**EXERCISE DIRECTIONS**
Find each line in the records below that contains the word "JSON", and copy it out.

# # #

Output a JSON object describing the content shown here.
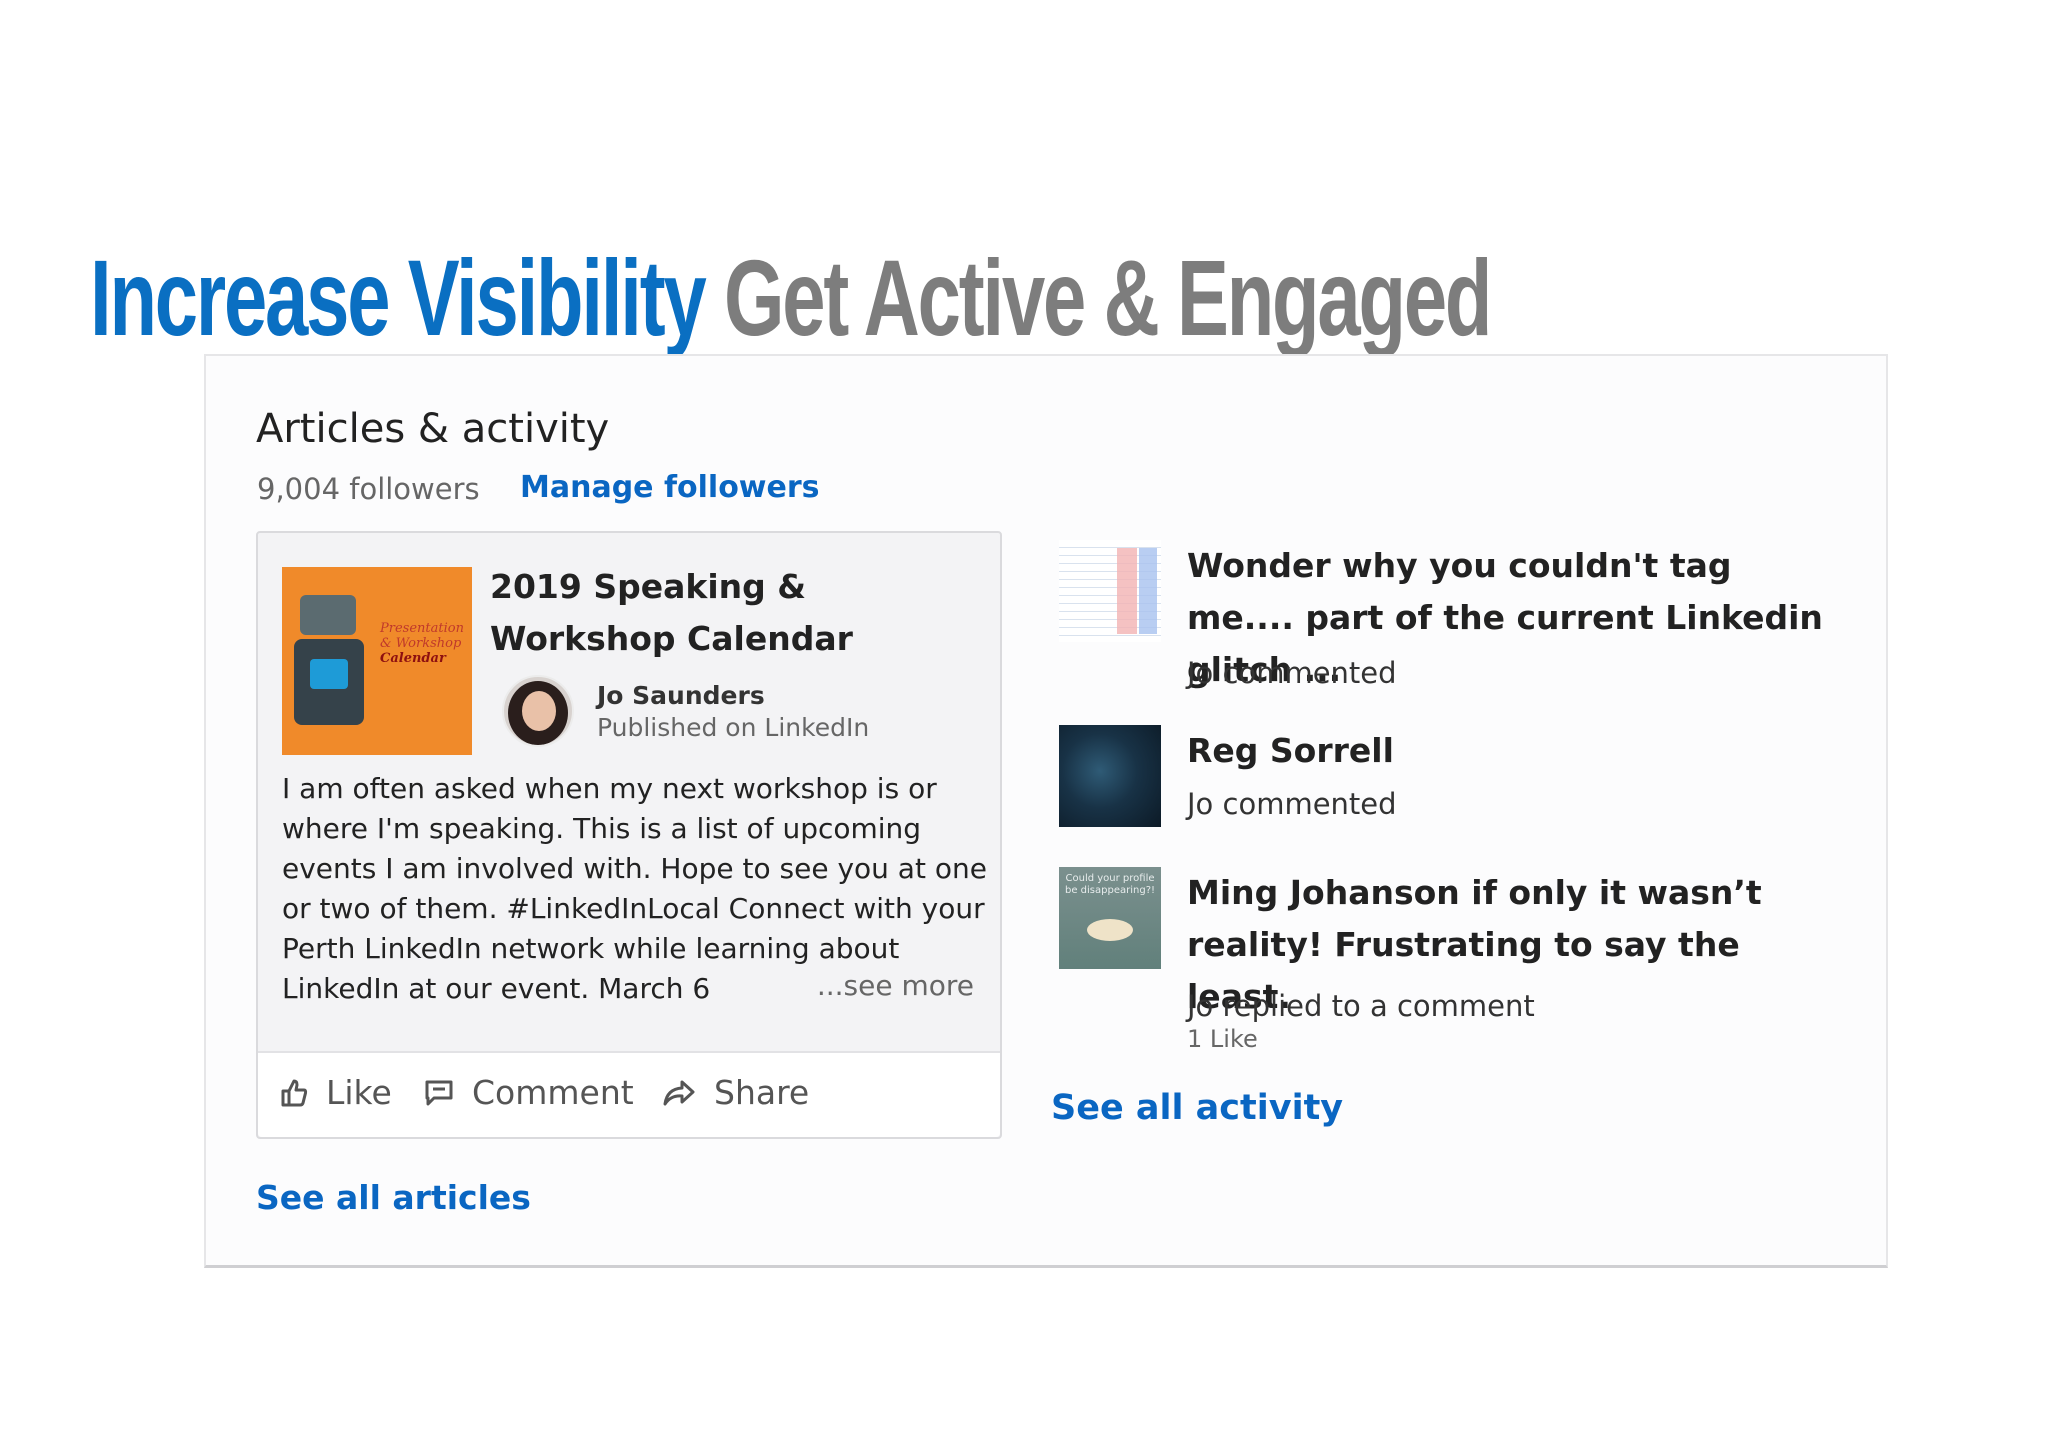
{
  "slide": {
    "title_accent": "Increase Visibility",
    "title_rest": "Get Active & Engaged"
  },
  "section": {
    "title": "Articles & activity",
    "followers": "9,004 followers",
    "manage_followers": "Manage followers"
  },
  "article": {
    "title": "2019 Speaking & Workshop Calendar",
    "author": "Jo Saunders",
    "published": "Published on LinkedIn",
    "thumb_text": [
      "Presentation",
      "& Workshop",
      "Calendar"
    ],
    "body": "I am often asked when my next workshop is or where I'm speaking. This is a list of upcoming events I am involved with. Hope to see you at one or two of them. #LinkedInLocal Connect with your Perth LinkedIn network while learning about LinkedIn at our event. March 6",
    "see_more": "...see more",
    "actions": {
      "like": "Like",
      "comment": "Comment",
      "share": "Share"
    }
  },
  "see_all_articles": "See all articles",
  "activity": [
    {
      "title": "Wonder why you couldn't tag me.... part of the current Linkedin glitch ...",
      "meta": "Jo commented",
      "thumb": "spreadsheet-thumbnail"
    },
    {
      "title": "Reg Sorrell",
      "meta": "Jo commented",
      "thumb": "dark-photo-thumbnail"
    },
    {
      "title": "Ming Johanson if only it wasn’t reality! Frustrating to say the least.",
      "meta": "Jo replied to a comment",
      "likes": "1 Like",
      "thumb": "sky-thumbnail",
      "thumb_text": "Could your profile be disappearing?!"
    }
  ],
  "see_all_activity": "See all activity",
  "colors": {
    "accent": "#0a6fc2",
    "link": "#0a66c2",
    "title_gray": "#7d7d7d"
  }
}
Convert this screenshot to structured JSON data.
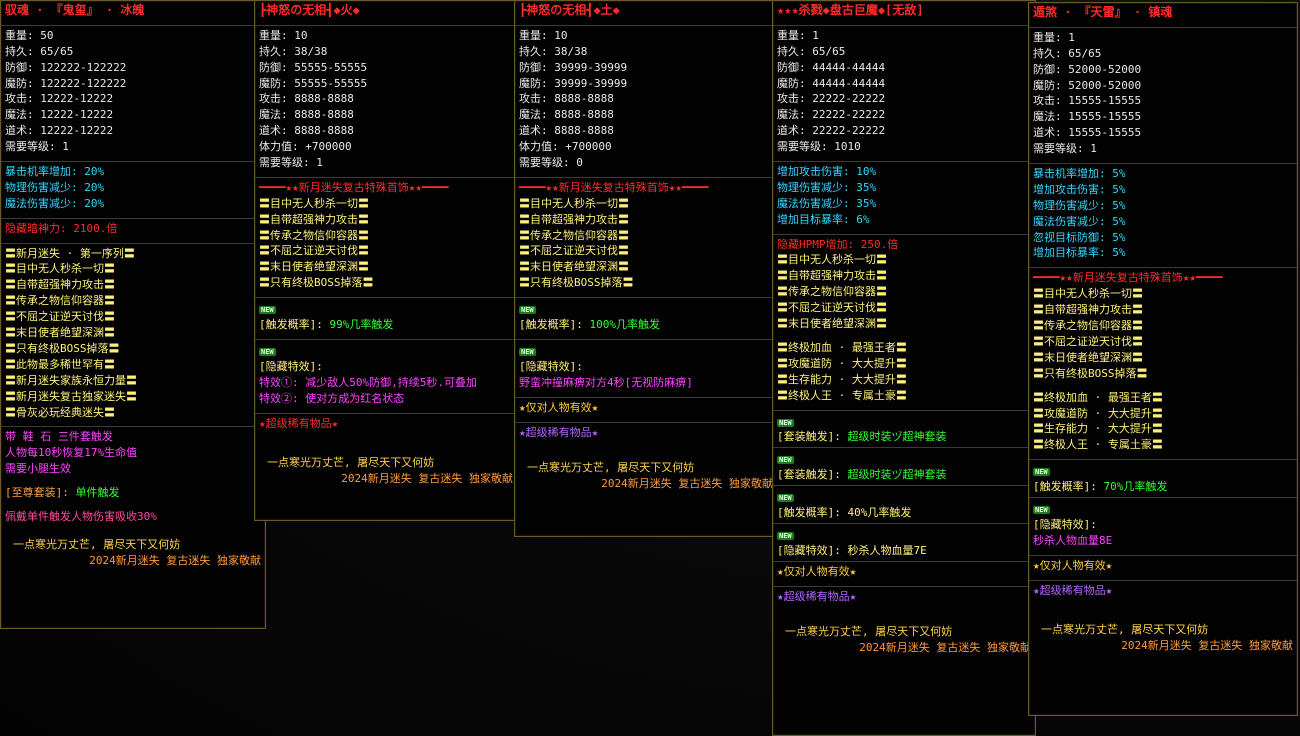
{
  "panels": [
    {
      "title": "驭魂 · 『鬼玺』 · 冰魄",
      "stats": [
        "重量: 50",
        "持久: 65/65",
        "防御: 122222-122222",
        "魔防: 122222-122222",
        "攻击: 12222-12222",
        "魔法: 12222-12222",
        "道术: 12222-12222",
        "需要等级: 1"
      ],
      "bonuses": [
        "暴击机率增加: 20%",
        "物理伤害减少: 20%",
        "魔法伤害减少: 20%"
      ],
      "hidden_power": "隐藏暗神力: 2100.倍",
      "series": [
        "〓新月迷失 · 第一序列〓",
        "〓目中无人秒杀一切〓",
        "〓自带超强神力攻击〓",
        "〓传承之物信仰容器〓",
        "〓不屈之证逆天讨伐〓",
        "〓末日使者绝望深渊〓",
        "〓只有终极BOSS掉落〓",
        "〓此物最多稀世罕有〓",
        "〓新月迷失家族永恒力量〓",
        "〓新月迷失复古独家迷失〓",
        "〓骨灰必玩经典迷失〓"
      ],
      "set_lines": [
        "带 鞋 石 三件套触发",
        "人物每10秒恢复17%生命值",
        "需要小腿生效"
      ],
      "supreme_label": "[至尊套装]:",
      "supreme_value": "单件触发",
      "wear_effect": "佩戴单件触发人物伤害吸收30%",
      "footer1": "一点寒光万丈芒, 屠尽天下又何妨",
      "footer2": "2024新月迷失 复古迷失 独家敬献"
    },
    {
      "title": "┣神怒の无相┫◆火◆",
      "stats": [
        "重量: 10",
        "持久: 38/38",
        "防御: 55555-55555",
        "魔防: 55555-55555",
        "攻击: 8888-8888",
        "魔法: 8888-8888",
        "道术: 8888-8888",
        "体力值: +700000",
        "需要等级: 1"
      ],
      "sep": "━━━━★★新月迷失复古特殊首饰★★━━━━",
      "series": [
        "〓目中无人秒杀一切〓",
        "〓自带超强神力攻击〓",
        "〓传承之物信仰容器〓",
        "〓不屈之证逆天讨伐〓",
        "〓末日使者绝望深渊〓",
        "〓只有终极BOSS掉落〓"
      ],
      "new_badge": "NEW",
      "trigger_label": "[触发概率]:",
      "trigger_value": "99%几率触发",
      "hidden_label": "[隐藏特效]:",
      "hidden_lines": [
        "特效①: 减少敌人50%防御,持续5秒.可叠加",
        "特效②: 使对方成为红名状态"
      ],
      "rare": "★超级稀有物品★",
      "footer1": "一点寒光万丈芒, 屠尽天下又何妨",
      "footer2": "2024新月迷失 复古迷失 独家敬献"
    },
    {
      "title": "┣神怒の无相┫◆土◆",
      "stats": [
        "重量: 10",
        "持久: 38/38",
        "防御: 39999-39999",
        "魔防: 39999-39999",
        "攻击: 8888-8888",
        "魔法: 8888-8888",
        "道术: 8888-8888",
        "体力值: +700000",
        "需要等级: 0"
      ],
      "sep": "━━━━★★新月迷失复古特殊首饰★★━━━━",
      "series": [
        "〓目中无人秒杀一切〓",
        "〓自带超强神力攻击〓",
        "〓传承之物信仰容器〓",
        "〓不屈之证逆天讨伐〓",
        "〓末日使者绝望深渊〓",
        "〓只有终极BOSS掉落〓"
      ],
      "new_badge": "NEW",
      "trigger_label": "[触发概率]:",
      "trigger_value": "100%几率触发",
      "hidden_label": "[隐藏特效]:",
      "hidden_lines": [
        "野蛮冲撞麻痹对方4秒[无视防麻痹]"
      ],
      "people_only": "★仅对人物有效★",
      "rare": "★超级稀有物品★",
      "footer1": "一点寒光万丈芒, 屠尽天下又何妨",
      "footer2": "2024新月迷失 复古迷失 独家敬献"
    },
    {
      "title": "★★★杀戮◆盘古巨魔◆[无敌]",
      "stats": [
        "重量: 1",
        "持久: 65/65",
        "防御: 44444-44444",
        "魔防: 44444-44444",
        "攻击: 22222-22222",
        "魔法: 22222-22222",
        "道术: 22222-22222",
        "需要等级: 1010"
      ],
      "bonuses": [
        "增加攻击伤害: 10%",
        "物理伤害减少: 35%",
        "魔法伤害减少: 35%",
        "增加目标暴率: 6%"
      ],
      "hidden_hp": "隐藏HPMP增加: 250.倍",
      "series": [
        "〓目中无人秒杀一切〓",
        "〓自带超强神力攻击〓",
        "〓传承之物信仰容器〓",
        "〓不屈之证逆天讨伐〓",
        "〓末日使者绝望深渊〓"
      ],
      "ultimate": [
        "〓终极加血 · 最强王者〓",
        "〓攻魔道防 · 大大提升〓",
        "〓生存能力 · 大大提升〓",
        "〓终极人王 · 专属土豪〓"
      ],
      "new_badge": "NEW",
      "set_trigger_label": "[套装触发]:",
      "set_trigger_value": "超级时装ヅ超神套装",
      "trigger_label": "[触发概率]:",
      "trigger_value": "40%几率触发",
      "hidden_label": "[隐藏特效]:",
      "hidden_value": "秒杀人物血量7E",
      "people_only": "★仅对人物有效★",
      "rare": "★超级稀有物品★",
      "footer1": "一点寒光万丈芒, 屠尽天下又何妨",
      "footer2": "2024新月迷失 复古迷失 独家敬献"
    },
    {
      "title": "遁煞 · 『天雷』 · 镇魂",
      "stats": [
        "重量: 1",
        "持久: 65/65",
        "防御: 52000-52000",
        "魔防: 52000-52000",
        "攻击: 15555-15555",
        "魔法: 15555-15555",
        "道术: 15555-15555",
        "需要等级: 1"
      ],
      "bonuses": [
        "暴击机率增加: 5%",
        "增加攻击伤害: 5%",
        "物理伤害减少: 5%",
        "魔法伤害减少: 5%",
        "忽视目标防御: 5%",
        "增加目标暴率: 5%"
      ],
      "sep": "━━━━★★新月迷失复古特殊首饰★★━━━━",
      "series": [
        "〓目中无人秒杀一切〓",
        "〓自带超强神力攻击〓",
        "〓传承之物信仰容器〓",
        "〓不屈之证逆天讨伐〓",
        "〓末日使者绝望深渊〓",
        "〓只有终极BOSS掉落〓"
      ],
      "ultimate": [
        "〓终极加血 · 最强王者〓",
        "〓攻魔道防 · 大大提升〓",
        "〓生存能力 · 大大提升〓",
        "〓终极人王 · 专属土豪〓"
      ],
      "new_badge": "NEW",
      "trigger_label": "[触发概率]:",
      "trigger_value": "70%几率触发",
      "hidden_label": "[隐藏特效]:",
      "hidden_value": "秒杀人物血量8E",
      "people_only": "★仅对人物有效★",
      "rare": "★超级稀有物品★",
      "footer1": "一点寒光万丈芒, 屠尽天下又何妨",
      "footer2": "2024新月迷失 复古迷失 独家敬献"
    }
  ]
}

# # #

**EXPECTED ANSWER**
Output a JSON object describing the content shown here.
Convert this screenshot to structured JSON data.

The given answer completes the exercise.